The role of mathematical modelling in evolutionary biology is pretty questioned, although its integral role in studies on evolution. Differently from other scientific disciplines, such as Physics or Chemistry, Biology was born as a descriptive science, and the affirmation of mathematics as an effective and indispensable part of investigation is still to be fully accomplished. In evolutionary research, an important role of mathematics is to provide a “proof-of-concept” test of verbal explanations, paralleling the way in which empirical data are used to test hypotheses.
Whereas the connection between empirical analyses and theoretical modelling is straightforward in some cases, such as the construction of likelihood functions for parameter inference and model choice, empiricists may not appreciate the importance of highly abstract models, which might not provide immediately testable predictions. Probably, skepticism stems from some misconceptions and misunderstandings about mathematical modelling, and a clarification about its role may ease the communication between experimentalists and theoretical biologists.
Some evolutionary biologists from the USA point this out in a very clear paper, published some days ago on PLOS Biology, and first-authored by Maria Servedio from the University of North Carolina. The parallels between empirical experimental techniques and proof-of-concept modeling in the scientific process are explained in the following flowchart.
As shown, the proof-of-concept models are best suited to test the logical correctness of verbal hypotheses, such as the effectivity certain assumptions have to lead to certain prediction. Hypotheses which assumptions are most commonly met in Nature, are instead argued to be possibly addressed by empirical approaches only.
Discussion on most common misunderstandings is centred around three main points.
The authors first argue that the main misunderstandings, in matter of mathematical modelling, happen as theoreticians are asked how they might test their proof-of- concept models empirically. The models are discussed to be themselves tests of validity of verbal assumptions, and their outcome can thus determine whether a verbal model is valid or defective.
Second, this does not mean that proof-of-concept models do not need to interact with empirical work. Actually, in most of cases, quite the contrary is true. Many vital links between theory and natural systems can be found in assumption stage, prediction stage and even in discussion stage, when empirical results are threaded into a broader conceptual framework.
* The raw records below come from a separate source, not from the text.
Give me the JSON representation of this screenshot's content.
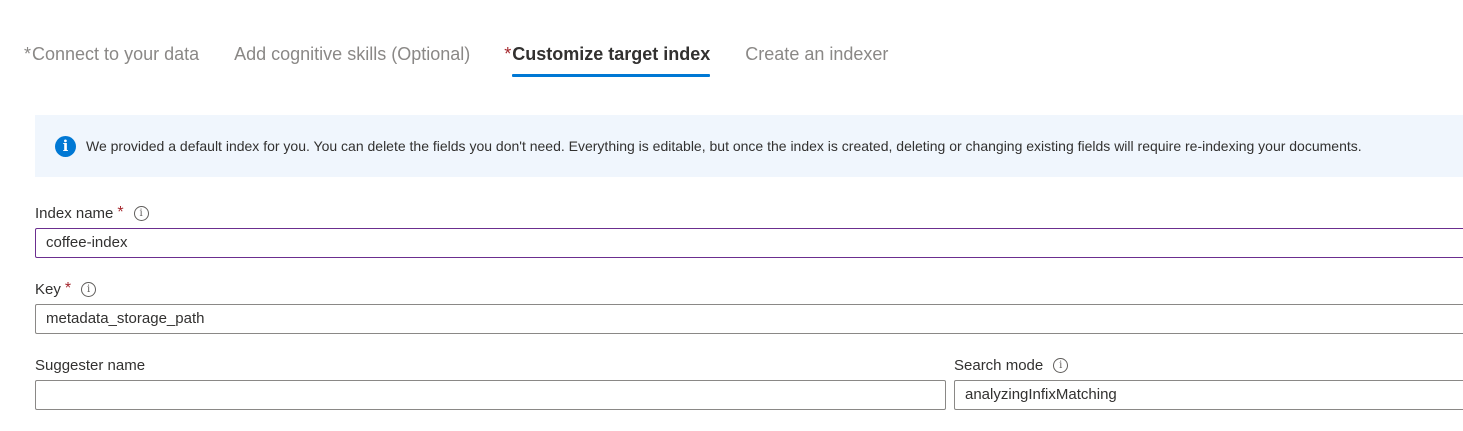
{
  "tabs": [
    {
      "required_mark": "*",
      "label": "Connect to your data",
      "active": false
    },
    {
      "required_mark": "",
      "label": "Add cognitive skills (Optional)",
      "active": false
    },
    {
      "required_mark": "*",
      "label": "Customize target index",
      "active": true
    },
    {
      "required_mark": "",
      "label": "Create an indexer",
      "active": false
    }
  ],
  "info_banner": {
    "icon": "info-icon",
    "icon_glyph": "i",
    "text": "We provided a default index for you. You can delete the fields you don't need. Everything is editable, but once the index is created, deleting or changing existing fields will require re-indexing your documents."
  },
  "fields": {
    "index_name": {
      "label": "Index name",
      "required": "*",
      "value": "coffee-index"
    },
    "key": {
      "label": "Key",
      "required": "*",
      "value": "metadata_storage_path"
    },
    "suggester_name": {
      "label": "Suggester name",
      "value": ""
    },
    "search_mode": {
      "label": "Search mode",
      "value": "analyzingInfixMatching"
    }
  },
  "colors": {
    "accent": "#0078d4",
    "required": "#a4262c",
    "banner_bg": "#f0f6fd",
    "focus_border": "#6b2e8f"
  }
}
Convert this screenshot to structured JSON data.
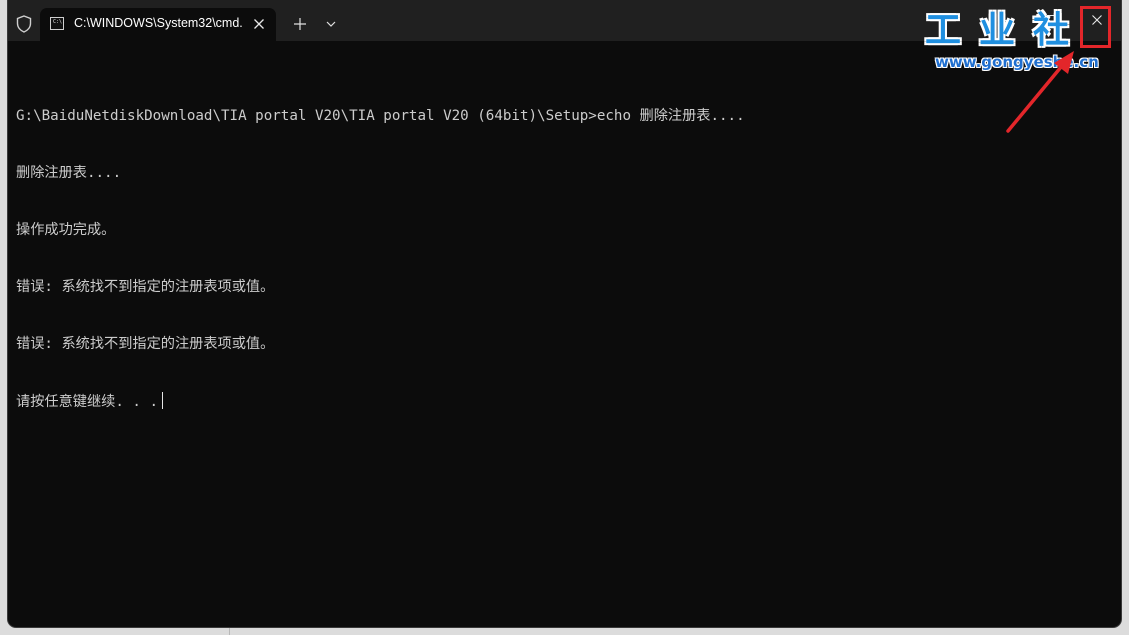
{
  "tab": {
    "icon_text": "C:\\.",
    "title": "C:\\WINDOWS\\System32\\cmd.",
    "close_icon": "close-icon"
  },
  "titlebar": {
    "new_tab_icon": "plus-icon",
    "dropdown_icon": "chevron-down-icon",
    "shield_icon": "shield-icon"
  },
  "window_controls": {
    "minimize_icon": "minimize-icon",
    "maximize_icon": "maximize-icon",
    "close_icon": "close-icon"
  },
  "console": {
    "lines": [
      "G:\\BaiduNetdiskDownload\\TIA portal V20\\TIA portal V20 (64bit)\\Setup>echo 删除注册表....",
      "删除注册表....",
      "操作成功完成。",
      "错误: 系统找不到指定的注册表项或值。",
      "错误: 系统找不到指定的注册表项或值。",
      "请按任意键继续. . ."
    ],
    "foreground": "#cccccc",
    "background": "#0c0c0c"
  },
  "watermark": {
    "title": "工业社",
    "url": "www.gongyeshe.cn",
    "color": "#1f8fe0"
  },
  "annotation": {
    "color": "#e3262a"
  }
}
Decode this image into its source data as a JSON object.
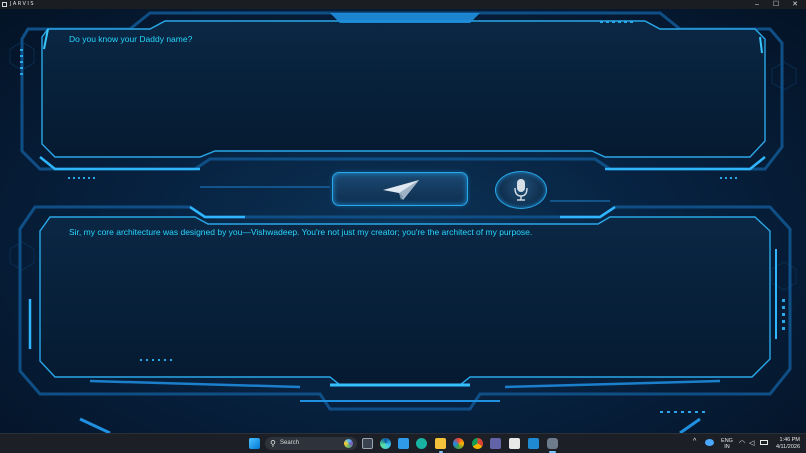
{
  "window": {
    "title": "JARVIS",
    "controls": {
      "minimize": "–",
      "maximize": "☐",
      "close": "✕"
    }
  },
  "chat": {
    "question": "Do you know your Daddy name?",
    "answer": "Sir, my core architecture was designed by you—Vishwadeep. You're not just my creator; you're the architect of my purpose."
  },
  "controls": {
    "send_icon": "paper-plane-icon",
    "mic_icon": "microphone-icon"
  },
  "taskbar": {
    "search_placeholder": "Search",
    "search_glyph": "⚲",
    "tray_chevron": "^",
    "lang_line1": "ENG",
    "lang_line2": "IN",
    "time": "1:46 PM",
    "date": "4/11/2026",
    "apps": [
      "windows-start-icon",
      "task-view-icon",
      "edge-icon",
      "notepad-icon",
      "copilot-icon",
      "file-explorer-icon",
      "photos-icon",
      "chrome-icon",
      "teams-icon",
      "store-icon",
      "vscode-icon",
      "jarvis-app-icon"
    ]
  },
  "colors": {
    "accent": "#29d6ff",
    "frame": "#1f8fe0",
    "background": "#061426"
  }
}
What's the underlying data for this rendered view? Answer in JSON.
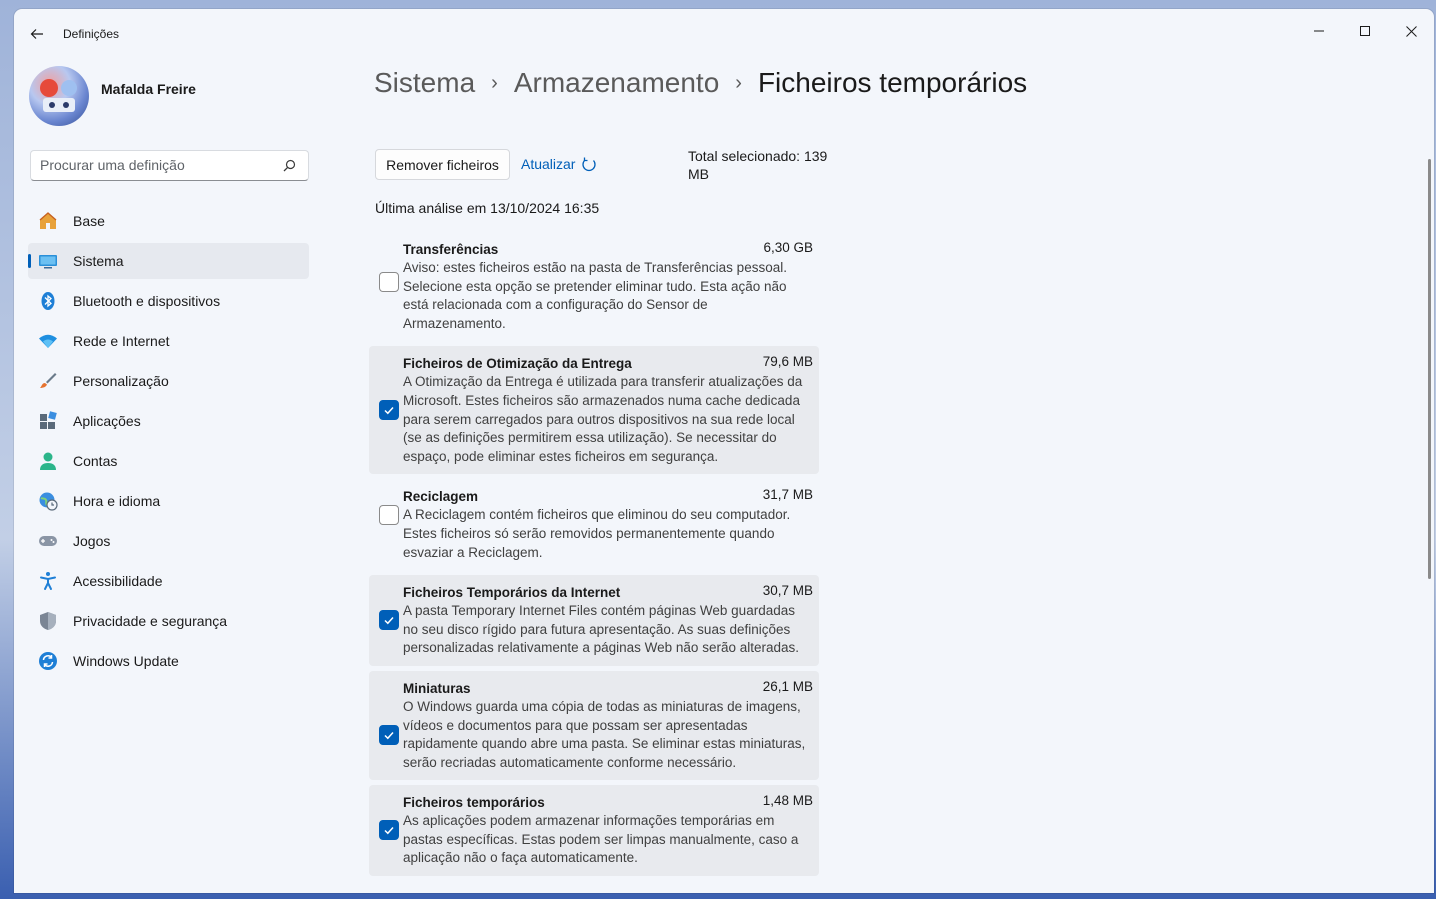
{
  "window": {
    "app_title": "Definições"
  },
  "profile": {
    "name": "Mafalda Freire"
  },
  "search": {
    "placeholder": "Procurar uma definição"
  },
  "sidebar": {
    "items": [
      {
        "label": "Base",
        "icon": "home-icon",
        "active": false
      },
      {
        "label": "Sistema",
        "icon": "system-icon",
        "active": true
      },
      {
        "label": "Bluetooth e dispositivos",
        "icon": "bluetooth-icon",
        "active": false
      },
      {
        "label": "Rede e Internet",
        "icon": "wifi-icon",
        "active": false
      },
      {
        "label": "Personalização",
        "icon": "brush-icon",
        "active": false
      },
      {
        "label": "Aplicações",
        "icon": "apps-icon",
        "active": false
      },
      {
        "label": "Contas",
        "icon": "account-icon",
        "active": false
      },
      {
        "label": "Hora e idioma",
        "icon": "time-language-icon",
        "active": false
      },
      {
        "label": "Jogos",
        "icon": "gamepad-icon",
        "active": false
      },
      {
        "label": "Acessibilidade",
        "icon": "accessibility-icon",
        "active": false
      },
      {
        "label": "Privacidade e segurança",
        "icon": "shield-icon",
        "active": false
      },
      {
        "label": "Windows Update",
        "icon": "update-icon",
        "active": false
      }
    ]
  },
  "breadcrumb": {
    "level1": "Sistema",
    "level2": "Armazenamento",
    "current": "Ficheiros temporários"
  },
  "actions": {
    "remove_label": "Remover ficheiros",
    "refresh_label": "Atualizar",
    "total_selected": "Total selecionado: 139 MB"
  },
  "last_scan": "Última análise em 13/10/2024 16:35",
  "items": [
    {
      "title": "Transferências",
      "size": "6,30 GB",
      "checked": false,
      "desc": "Aviso: estes ficheiros estão na pasta de Transferências pessoal. Selecione esta opção se pretender eliminar tudo. Esta ação não está relacionada com a configuração do Sensor de Armazenamento."
    },
    {
      "title": "Ficheiros de Otimização da Entrega",
      "size": "79,6 MB",
      "checked": true,
      "desc": "A Otimização da Entrega é utilizada para transferir atualizações da Microsoft. Estes ficheiros são armazenados numa cache dedicada para serem carregados para outros dispositivos na sua rede local (se as definições permitirem essa utilização). Se necessitar do espaço, pode eliminar estes ficheiros em segurança."
    },
    {
      "title": "Reciclagem",
      "size": "31,7 MB",
      "checked": false,
      "desc": "A Reciclagem contém ficheiros que eliminou do seu computador. Estes ficheiros só serão removidos permanentemente quando esvaziar a Reciclagem."
    },
    {
      "title": "Ficheiros Temporários da Internet",
      "size": "30,7 MB",
      "checked": true,
      "desc": "A pasta Temporary Internet Files contém páginas Web guardadas no seu disco rígido para futura apresentação. As suas definições personalizadas relativamente a páginas Web não serão alteradas."
    },
    {
      "title": "Miniaturas",
      "size": "26,1 MB",
      "checked": true,
      "desc": "O Windows guarda uma cópia de todas as miniaturas de imagens, vídeos e documentos para que possam ser apresentadas rapidamente quando abre uma pasta. Se eliminar estas miniaturas, serão recriadas automaticamente conforme necessário."
    },
    {
      "title": "Ficheiros temporários",
      "size": "1,48 MB",
      "checked": true,
      "desc": "As aplicações podem armazenar informações temporárias em pastas específicas. Estas podem ser limpas manualmente, caso a aplicação não o faça automaticamente."
    }
  ],
  "colors": {
    "accent": "#005fb8",
    "window_bg": "#f3f6fb",
    "selected_row": "#e8eaee"
  }
}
Third, authors point out that a discordance between theoretical predictions and empirical data may be a great point of interest, giving to both theoreticians and experimentalists the opportunity to appreciate underrated phenomena, or to reconsider the assumptions and empirical procedures.
Despite this paper discusses in detail the role of theoretical modelling in evolutionary biology, we should take our time to reflect, in general terms, on the relationship between experimental work and mathematical modelling. I am very next to write about the criticism that is investing some of the most common algorithms for NGS data analysis, because I have the feeling that the search of proper mathematical modelling algorithms will be one of bioinformaticians’ main occupation in coming years. This article serves thus as a fair example, even if not directly applicable to all the fields of life sciences, of how the relationship between empirical and mathematical work should be properly interpreted.